In the general elections held in Denmark on June 5 to the 179-seat parliament known as Folketing, the red bloc of parties led by the Social Democrats won a majority, beating the right-wing ruling coalition led by prime minister Lars Løkke Rasmussen.
The red block parties that supported Social Democrat leader Mette Frederiksen as the candidate for prime minister won 91 of the 179 seats. It consists of the Social Democrats (48 seats), the Social Liberals (16), Socialist People’s Party (14) and the Red–Green Alliance (13 seats). The coalition got 52.1% of the vote
The incumbent ruling coalition, comprising the prime minister’s Venstre, the ultra-right Danish People’s Party (DPP) and the Liberal Alliance, got 41% of the vote. The DPP suffered a severe setback, losing 21 seats.
The left-wing pro-independence party, Inuit Ataqatigiit (member of the Nordic Green Left) secured 33.4% of the votes and 1 seat out of the two seats from Greenland.
Mette Frederiksen is likely to form a minority government, seeking support from both the left and the right on various issues.
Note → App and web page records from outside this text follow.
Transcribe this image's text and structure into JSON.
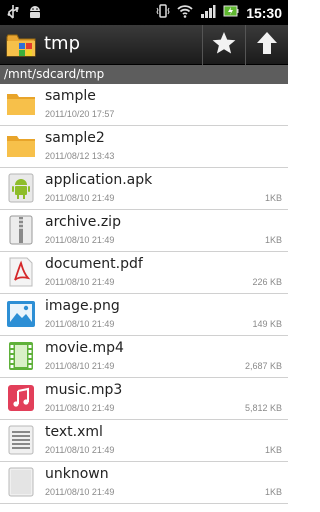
{
  "status_bar": {
    "time": "15:30",
    "icons": [
      "usb-icon",
      "android-debug-icon",
      "vibrate-icon",
      "wifi-icon",
      "signal-icon",
      "battery-icon"
    ]
  },
  "action_bar": {
    "title": "tmp",
    "buttons": [
      "star-icon",
      "up-arrow-icon"
    ]
  },
  "path": "/mnt/sdcard/tmp",
  "files": [
    {
      "name": "sample",
      "date": "2011/10/20  17:57",
      "size": "",
      "icon": "folder-icon"
    },
    {
      "name": "sample2",
      "date": "2011/08/12  13:43",
      "size": "",
      "icon": "folder-icon"
    },
    {
      "name": "application.apk",
      "date": "2011/08/10  21:49",
      "size": "1KB",
      "icon": "android-icon"
    },
    {
      "name": "archive.zip",
      "date": "2011/08/10  21:49",
      "size": "1KB",
      "icon": "zip-icon"
    },
    {
      "name": "document.pdf",
      "date": "2011/08/10  21:49",
      "size": "226 KB",
      "icon": "pdf-icon"
    },
    {
      "name": "image.png",
      "date": "2011/08/10  21:49",
      "size": "149 KB",
      "icon": "image-icon"
    },
    {
      "name": "movie.mp4",
      "date": "2011/08/10  21:49",
      "size": "2,687 KB",
      "icon": "video-icon"
    },
    {
      "name": "music.mp3",
      "date": "2011/08/10  21:49",
      "size": "5,812 KB",
      "icon": "music-icon"
    },
    {
      "name": "text.xml",
      "date": "2011/08/10  21:49",
      "size": "1KB",
      "icon": "text-icon"
    },
    {
      "name": "unknown",
      "date": "2011/08/10  21:49",
      "size": "1KB",
      "icon": "unknown-file-icon"
    }
  ]
}
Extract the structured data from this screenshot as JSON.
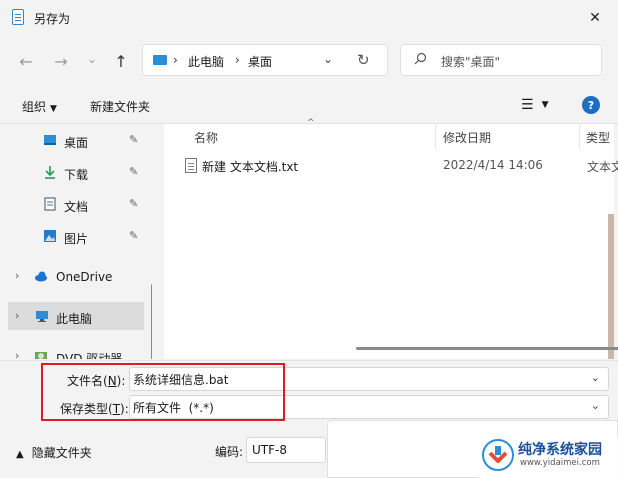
{
  "window": {
    "title": "另存为",
    "close_glyph": "✕"
  },
  "nav": {
    "back_glyph": "←",
    "forward_glyph": "→",
    "recent_glyph": "⌄",
    "up_glyph": "↑",
    "address": {
      "segments": [
        "此电脑",
        "桌面"
      ],
      "separator": "›",
      "dropdown_glyph": "⌄",
      "refresh_glyph": "↻"
    },
    "search": {
      "placeholder": "搜索\"桌面\""
    }
  },
  "toolbar": {
    "organize": "组织",
    "new_folder": "新建文件夹",
    "view_glyph": "☰",
    "help": "?"
  },
  "sidebar": {
    "items": [
      {
        "label": "桌面",
        "icon": "desktop-icon",
        "pinned": true
      },
      {
        "label": "下载",
        "icon": "download-icon",
        "pinned": true
      },
      {
        "label": "文档",
        "icon": "document-icon",
        "pinned": true
      },
      {
        "label": "图片",
        "icon": "picture-icon",
        "pinned": true
      },
      {
        "label": "OneDrive",
        "icon": "cloud-icon",
        "expandable": true
      },
      {
        "label": "此电脑",
        "icon": "computer-icon",
        "expandable": true,
        "selected": true
      },
      {
        "label": "DVD 驱动器 (D:)",
        "icon": "dvd-icon",
        "expandable": true
      }
    ],
    "pin_glyph": "📌",
    "chevron_glyph": "›"
  },
  "columns": {
    "name": "名称",
    "date": "修改日期",
    "type": "类型",
    "sort_glyph": "^"
  },
  "files": [
    {
      "name": "新建 文本文档.txt",
      "date": "2022/4/14 14:06",
      "type": "文本文"
    }
  ],
  "form": {
    "filename_label": "文件名(",
    "filename_key": "N",
    "filename_value": "系统详细信息.bat",
    "filetype_label": "保存类型(",
    "filetype_key": "T",
    "filetype_value": "所有文件  (*.*)",
    "close_paren": "):"
  },
  "footer": {
    "hide_folders": "隐藏文件夹",
    "encoding_label": "编码:",
    "encoding_value": "UTF-8"
  },
  "watermark": {
    "title": "纯净系统家园",
    "url": "www.yidaimei.com"
  },
  "colors": {
    "accent": "#1b6ec2",
    "highlight_box": "#e01b24"
  }
}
The party has often taken contradictory ideological positions, supporting welfare measures on the one hand and taking a hardline position on immigration on the other. Experts say this harsh stance on immigration may have helped it win back voters from the DPP. The other interesting development has been an improvement in the performance of parties to the left of the Social Democrats.
Arbejderen stated that social movements and the climate movement had played an active role in the elections. Those movements must continue the fight, go to the streets and maintain pressure so that Denmark not only gets a new government, but also a new policy, the media outlet said.
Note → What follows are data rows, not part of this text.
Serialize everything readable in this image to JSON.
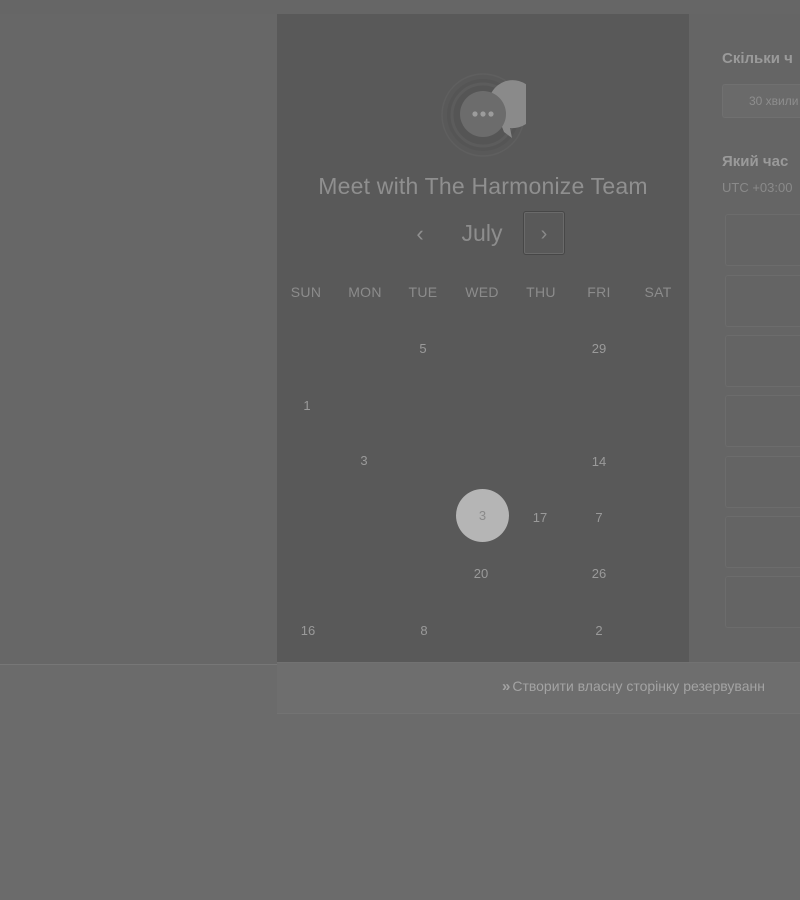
{
  "scheduler": {
    "title": "Meet with The Harmonize Team",
    "month": "July",
    "prev_icon": "chevron-left-icon",
    "next_icon": "chevron-right-icon",
    "weekdays": [
      "SUN",
      "MON",
      "TUE",
      "WED",
      "THU",
      "FRI",
      "SAT"
    ],
    "days": [
      "5",
      "29",
      "1",
      "3",
      "14",
      "3",
      "17",
      "7",
      "20",
      "26",
      "16",
      "8",
      "2"
    ],
    "selected_day": "3"
  },
  "booking": {
    "duration_heading": "Скільки ч",
    "duration_value": "30 хвили",
    "time_heading": "Який час",
    "timezone": "UTC +03:00"
  },
  "footer": {
    "link_label": "Створити власну сторінку резервуванн",
    "link_icon": "double-chevron-right-icon"
  },
  "colors": {
    "overlay": "#6b6b6b",
    "card": "#595959",
    "selected_day": "#b5b5b5"
  }
}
The ‘Unity List’ of the Red-Green Alliance stated that it would not impose specific demands on the new government but “..if the Unity List is to form the parliamentary basis for a new government, then this government must commit to a more green, humane and solidarity policy”.
Søren Søndergaard from the Unity List said, “Our role is to convey and defend the demands of the popular movements – right from the parents’ movement’s requirement for minimum standards, the trade unions’ demands for fair pension schemes and the climate movement’s requirement for a climate law”.
The Red-Green Alliance was formed in 1989 as an electoral alliance of the Left Socialists (VS), Communist Party of Denmark (DKP), and the Socialist Workers Party (SAP).